Nebraska wouldn’t make another NCAA Tournament trip until Tim Miles’ second season, 2013-14. Again the Huskers were eliminated in the first round.
After the news conference to introduce Miles, in late March of 2012, long-time friend Lee Barfknecht, now retired from the Omaha World-Herald, and I left the Devaney Center Complex together, discussing the hire by then-Athletic Director Tom Osborne.
“How long before we’re doing this after the next hire?” I asked.
“Six years,” Lee said.
Miles has made it to a seventh, one more than the prediction, one more than his predecessor, Doc Sadler, and one more than Sadler’s predecessor, Barry Collier.
Back-to-back sixes . . .
I haven’t been in favor of any of the firings, really, going back to Iba’s. Near the end, the Journal editor instructed me to write a column about Iba. My sense was he expected the point to be that Athletic Director Bob Devaney should fire Iba. But I was allowed my own contrary opinion.
Athletic Director Bill Byrne’s firing of Nee was more complicated. There had been a players’ walk-out in 1996, and the Huskers had lost nine of their last 10 in 1999-2000. Plus, it seemed some Husker fans had never accepted Nee because he was from Brooklyn—why that mattered, I don’t know.
There were also complaints Nee’s final team didn’t include any in-state players on scholarship. For sure in-state players had contributed significantly to his success.
Ten of Nee’s 14 teams played in the post-season, five NCAA Tournaments and five National Invitation Tournaments, winning the NIT in 1996. Some even disparaged that. In addition, the fact Nee-coached teams couldn’t win in the NCAA Tournament was a major complaint.

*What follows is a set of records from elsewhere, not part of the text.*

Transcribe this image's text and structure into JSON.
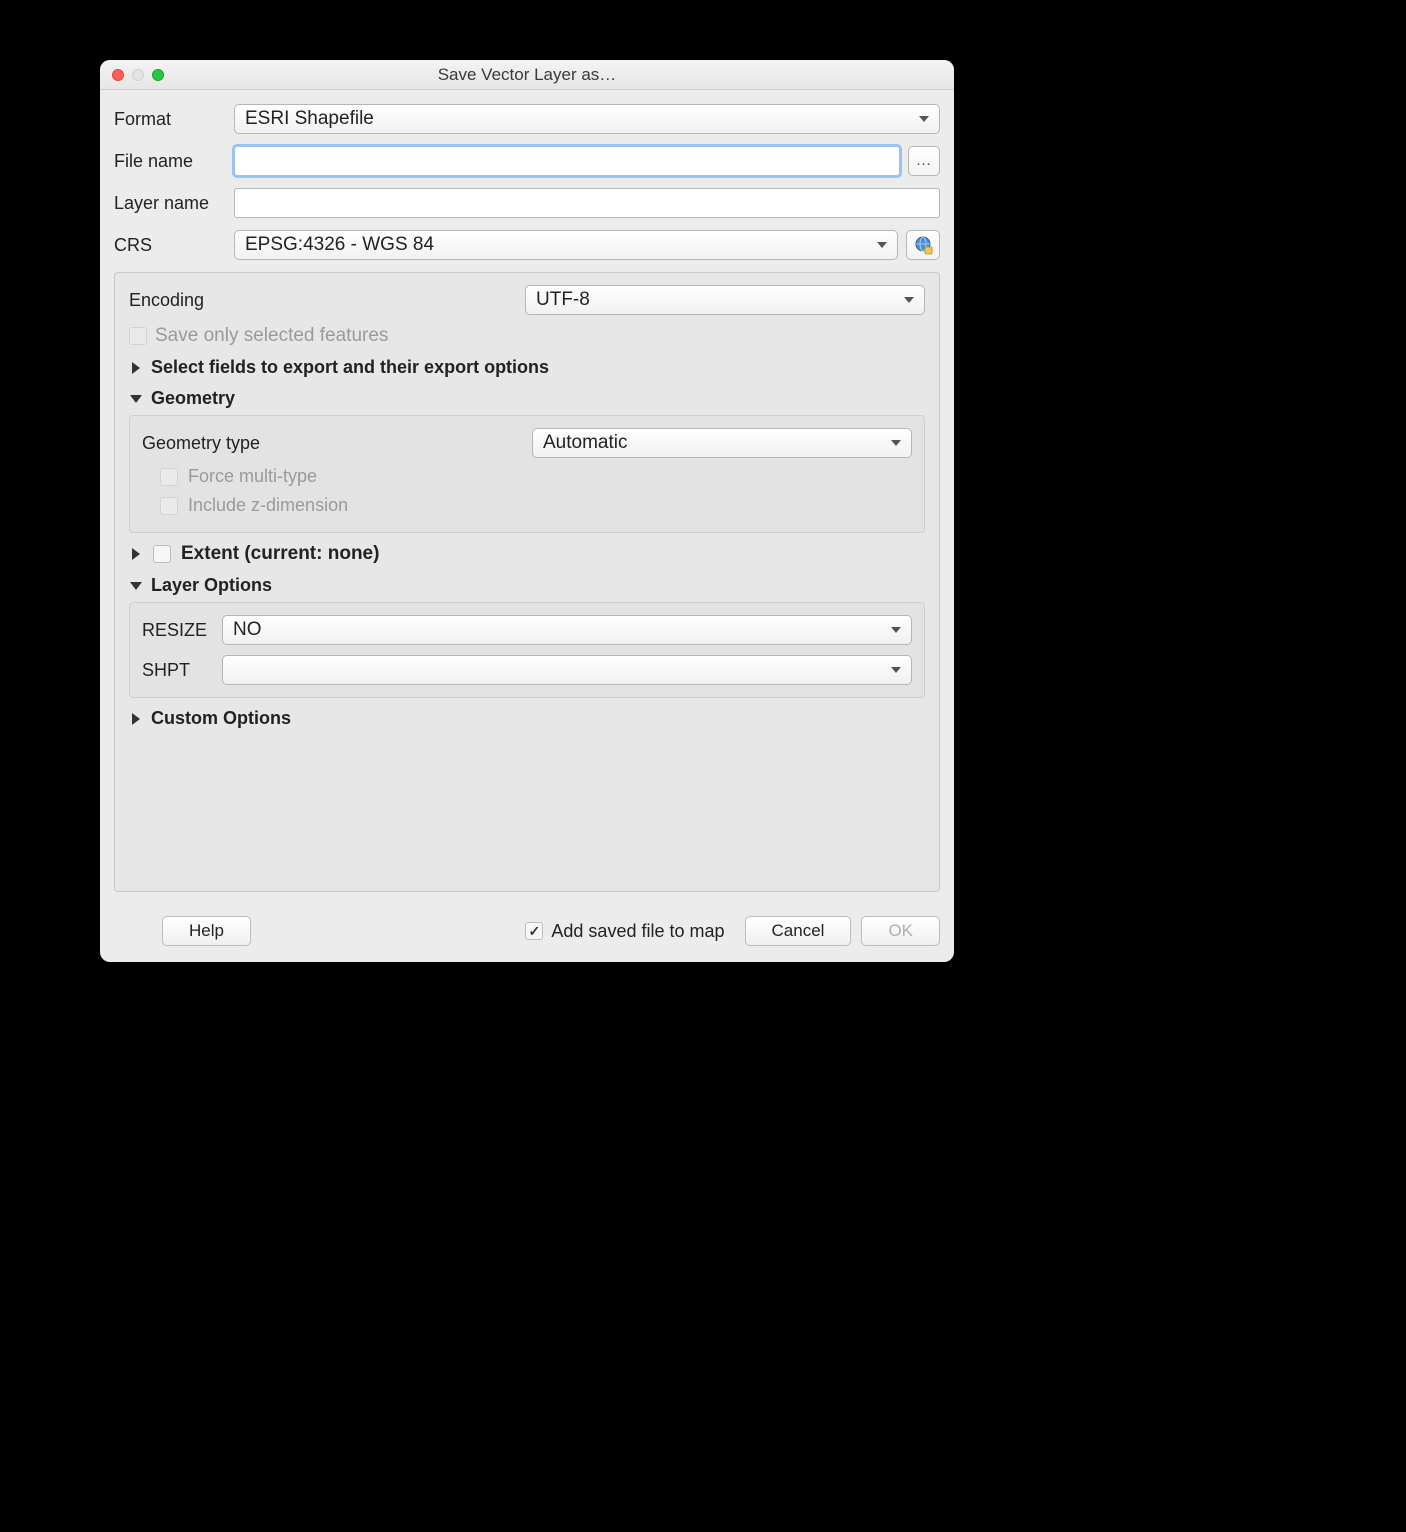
{
  "title": "Save Vector Layer as…",
  "labels": {
    "format": "Format",
    "file_name": "File name",
    "layer_name": "Layer name",
    "crs": "CRS",
    "encoding": "Encoding",
    "save_selected": "Save only selected features",
    "select_fields": "Select fields to export and their export options",
    "geometry": "Geometry",
    "geometry_type": "Geometry type",
    "force_multi": "Force multi-type",
    "include_z": "Include z-dimension",
    "extent": "Extent (current: none)",
    "layer_options": "Layer Options",
    "resize": "RESIZE",
    "shpt": "SHPT",
    "custom_options": "Custom Options",
    "add_saved": "Add saved file to map",
    "help": "Help",
    "cancel": "Cancel",
    "ok": "OK",
    "browse": "…"
  },
  "values": {
    "format": "ESRI Shapefile",
    "file_name": "",
    "layer_name": "",
    "crs": "EPSG:4326 - WGS 84",
    "encoding": "UTF-8",
    "geometry_type": "Automatic",
    "resize": "NO",
    "shpt": ""
  },
  "state": {
    "add_saved_checked": true,
    "ok_enabled": false,
    "save_selected_enabled": false,
    "force_multi_enabled": false,
    "include_z_enabled": false
  }
}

It should be noted, the issue of first-round losses in the NCAA Tournament was solved by Nee’s firing. If you don’t get to the NCAA Tournament, you can’t lose in the first round.

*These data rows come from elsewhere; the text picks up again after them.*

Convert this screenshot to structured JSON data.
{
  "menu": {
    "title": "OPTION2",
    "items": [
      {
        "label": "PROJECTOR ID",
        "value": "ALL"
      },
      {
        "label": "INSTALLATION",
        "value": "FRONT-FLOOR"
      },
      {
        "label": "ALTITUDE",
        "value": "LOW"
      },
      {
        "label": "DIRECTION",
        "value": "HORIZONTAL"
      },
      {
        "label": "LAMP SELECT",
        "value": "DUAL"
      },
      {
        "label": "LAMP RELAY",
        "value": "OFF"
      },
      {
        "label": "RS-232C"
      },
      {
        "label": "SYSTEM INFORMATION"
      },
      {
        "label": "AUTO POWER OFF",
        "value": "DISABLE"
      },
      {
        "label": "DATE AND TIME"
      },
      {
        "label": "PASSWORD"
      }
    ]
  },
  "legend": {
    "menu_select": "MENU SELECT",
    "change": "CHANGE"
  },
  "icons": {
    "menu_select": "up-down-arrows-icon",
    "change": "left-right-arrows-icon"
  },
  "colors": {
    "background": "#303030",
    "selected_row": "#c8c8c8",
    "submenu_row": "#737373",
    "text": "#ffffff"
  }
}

Collier had a losing record, including 36-60 in Big 12 play, in his six seasons. Plus, he declined to give out his home phone number, something for which some reporters took offense.
Sadler’s teams were above .500 overall (.532) but 34-64 in conference play. His final season was Nebraska’s first in the Big Ten. The Huskers lost nine of their last 10 games, the same as in Nee’s final season. There’s symmetry all around Nebraska men’s basketball.
I’m on the Husker basketball periphery now. Jacob Padilla and Derek Peterson are the in-the-know writers for Hail Varsity. But I don’t think Miles should be fired, a minority opinion it seems.
I have my reasons. As I said, though, I’m an observer these days, unlike with Miles’ predecessors.
On one of the NIT trips, when the Huskers reached the semifinals, I stayed where they stayed in New York City, the Marriott Marquis I think it was, at a sizeable NIT media discount. I walked with Nee and the team to Madison Square Garden for practice. No sooner had we left the hotel and stepped onto a crowded sidewalk, than someone said, “Hey, Danny.”
What are the odds? It was a buddy from back-in-the-day Brooklyn.
Anyway, I’m pretty sure the last time I checked “Huskers on the Hardwood” it could be had for 19 cents. And maybe that’s what the seller would have credited you if you paid the postage.
As copies dwindle though, I guess, the price climbs. It originally sold for $12.95.
Maybe that’s a sign of good things to come.
Mike is in his 40th year covering Husker athletics, after seven years of community-college teaching. He has written and edited a dozen books, all on Nebraska football except one, a brief history of Husker basketball. He previously wrote for the Lincoln Journal and Star and Huskers Illustrated. He enjoys music, from the Grateful Dead and Jack Johnson to Van Morrison, Bob Wills, Glenn Miller and pretty much anyone else.